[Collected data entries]
--*--

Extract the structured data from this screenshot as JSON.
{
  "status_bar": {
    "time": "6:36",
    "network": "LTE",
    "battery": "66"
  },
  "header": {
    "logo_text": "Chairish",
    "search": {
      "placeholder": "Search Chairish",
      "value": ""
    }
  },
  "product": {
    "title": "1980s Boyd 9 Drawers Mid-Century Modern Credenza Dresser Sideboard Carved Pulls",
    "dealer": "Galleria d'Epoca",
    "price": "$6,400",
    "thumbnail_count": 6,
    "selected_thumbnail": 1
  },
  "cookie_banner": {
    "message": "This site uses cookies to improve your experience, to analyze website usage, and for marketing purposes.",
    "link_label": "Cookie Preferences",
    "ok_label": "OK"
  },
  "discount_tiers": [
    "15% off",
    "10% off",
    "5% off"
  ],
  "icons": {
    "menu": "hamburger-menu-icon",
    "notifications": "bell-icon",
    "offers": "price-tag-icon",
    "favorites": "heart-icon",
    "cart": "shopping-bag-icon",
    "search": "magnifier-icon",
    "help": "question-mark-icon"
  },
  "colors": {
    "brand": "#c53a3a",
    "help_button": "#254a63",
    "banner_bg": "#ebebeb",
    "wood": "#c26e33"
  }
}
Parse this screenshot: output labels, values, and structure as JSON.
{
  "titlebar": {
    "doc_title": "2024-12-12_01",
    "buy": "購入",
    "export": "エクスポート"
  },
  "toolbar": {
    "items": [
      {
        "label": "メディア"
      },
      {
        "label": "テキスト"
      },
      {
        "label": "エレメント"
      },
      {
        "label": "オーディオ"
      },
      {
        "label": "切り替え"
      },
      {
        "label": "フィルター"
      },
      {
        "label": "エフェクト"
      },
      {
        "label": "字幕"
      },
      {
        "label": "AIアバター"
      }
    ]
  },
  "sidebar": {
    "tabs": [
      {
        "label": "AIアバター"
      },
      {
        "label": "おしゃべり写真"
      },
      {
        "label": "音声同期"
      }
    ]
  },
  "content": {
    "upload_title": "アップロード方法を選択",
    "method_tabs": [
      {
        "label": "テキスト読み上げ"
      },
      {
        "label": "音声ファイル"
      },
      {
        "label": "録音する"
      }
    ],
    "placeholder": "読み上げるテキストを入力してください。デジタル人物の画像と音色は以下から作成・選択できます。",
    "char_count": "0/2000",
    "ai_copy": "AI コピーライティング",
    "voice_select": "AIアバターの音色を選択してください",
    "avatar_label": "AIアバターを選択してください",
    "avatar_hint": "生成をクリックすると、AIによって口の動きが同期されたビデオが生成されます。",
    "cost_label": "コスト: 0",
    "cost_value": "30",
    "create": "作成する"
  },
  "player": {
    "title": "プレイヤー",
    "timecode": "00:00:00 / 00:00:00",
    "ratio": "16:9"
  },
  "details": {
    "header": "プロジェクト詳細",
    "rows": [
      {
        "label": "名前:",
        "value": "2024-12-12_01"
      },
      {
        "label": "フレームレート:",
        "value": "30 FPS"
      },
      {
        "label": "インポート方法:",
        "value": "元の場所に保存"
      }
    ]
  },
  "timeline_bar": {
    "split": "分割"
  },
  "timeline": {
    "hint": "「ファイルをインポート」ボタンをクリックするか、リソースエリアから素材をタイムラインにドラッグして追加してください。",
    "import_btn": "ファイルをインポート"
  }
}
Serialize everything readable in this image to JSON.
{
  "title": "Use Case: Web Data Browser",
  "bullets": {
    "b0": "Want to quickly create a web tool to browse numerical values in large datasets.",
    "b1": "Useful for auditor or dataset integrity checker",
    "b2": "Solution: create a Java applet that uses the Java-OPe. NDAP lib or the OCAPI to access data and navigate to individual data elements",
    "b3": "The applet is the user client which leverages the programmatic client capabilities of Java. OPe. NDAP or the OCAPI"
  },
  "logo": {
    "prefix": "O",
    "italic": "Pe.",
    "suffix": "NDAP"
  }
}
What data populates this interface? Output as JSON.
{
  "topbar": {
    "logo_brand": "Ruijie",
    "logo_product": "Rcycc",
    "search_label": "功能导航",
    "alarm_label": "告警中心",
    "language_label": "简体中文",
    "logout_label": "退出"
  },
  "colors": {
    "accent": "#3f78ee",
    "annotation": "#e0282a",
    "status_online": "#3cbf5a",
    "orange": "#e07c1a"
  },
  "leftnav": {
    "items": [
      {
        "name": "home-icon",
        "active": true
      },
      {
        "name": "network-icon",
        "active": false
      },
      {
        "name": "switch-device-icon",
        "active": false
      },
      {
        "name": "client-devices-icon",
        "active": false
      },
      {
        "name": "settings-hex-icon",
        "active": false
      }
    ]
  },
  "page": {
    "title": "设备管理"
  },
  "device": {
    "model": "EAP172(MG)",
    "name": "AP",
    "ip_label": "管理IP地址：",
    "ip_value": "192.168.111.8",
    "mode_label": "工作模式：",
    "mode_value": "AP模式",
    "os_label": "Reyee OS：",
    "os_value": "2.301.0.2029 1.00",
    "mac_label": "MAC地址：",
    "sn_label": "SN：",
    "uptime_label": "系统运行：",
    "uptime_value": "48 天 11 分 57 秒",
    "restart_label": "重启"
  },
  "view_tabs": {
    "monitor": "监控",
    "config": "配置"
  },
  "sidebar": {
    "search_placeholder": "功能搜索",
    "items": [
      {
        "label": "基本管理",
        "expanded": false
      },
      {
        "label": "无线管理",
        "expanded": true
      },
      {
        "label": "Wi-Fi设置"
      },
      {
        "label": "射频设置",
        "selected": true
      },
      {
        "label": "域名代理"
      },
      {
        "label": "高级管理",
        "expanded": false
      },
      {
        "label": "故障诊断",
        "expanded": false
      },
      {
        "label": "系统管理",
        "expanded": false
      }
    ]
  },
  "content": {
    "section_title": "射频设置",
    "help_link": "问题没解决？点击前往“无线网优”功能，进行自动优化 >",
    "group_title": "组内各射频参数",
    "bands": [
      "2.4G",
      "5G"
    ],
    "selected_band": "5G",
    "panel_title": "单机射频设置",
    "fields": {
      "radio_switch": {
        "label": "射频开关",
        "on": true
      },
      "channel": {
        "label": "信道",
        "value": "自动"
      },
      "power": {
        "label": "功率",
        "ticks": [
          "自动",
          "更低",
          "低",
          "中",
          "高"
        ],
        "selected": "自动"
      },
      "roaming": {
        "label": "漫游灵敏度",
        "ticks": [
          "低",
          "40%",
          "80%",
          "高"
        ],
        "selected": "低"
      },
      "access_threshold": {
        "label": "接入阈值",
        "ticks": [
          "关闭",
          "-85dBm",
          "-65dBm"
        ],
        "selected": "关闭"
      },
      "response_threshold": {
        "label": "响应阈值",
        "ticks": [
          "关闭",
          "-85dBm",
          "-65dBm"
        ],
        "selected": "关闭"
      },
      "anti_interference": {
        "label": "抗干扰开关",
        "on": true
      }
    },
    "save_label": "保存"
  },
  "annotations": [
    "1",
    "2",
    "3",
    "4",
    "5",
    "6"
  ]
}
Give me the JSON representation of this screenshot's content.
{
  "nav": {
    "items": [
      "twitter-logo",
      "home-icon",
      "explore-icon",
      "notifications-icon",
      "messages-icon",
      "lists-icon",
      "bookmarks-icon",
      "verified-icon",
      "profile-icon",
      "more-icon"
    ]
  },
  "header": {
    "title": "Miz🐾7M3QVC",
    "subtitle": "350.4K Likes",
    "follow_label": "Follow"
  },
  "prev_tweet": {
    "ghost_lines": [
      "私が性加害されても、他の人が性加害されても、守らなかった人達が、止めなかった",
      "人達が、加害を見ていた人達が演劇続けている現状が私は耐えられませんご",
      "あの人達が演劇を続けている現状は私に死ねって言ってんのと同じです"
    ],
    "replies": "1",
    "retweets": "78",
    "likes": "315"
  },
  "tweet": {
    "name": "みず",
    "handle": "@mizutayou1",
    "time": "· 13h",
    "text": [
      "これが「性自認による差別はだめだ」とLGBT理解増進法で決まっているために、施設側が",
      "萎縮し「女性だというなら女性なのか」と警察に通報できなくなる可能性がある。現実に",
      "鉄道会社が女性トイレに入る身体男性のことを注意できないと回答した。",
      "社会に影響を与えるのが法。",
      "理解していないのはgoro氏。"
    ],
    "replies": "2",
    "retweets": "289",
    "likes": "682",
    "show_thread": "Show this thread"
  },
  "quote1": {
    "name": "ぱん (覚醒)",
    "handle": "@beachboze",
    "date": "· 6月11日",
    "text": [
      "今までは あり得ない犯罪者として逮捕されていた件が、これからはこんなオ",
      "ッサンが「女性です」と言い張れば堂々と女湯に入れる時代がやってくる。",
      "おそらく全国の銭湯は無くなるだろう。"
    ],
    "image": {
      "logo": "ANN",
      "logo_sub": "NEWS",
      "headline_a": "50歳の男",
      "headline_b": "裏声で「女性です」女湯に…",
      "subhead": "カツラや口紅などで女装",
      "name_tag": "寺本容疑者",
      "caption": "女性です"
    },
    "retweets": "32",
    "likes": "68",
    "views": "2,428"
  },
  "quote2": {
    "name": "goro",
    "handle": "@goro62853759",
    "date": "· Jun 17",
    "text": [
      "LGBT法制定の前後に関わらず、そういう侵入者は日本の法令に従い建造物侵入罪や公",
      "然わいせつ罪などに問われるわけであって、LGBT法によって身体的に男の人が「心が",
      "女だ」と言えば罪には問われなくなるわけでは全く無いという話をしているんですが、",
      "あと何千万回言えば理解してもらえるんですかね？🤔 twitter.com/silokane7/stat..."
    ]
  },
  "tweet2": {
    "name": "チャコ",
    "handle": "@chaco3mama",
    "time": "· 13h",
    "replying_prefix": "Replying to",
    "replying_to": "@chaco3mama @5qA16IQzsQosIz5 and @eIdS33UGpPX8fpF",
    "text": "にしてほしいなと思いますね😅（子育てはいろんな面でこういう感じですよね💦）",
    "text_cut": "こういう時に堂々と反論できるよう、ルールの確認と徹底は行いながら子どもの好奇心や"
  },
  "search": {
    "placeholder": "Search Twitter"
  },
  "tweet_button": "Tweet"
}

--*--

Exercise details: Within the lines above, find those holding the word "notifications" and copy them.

Answer to the exercise:
    "notifications": "bell-icon",
      "notifications-icon",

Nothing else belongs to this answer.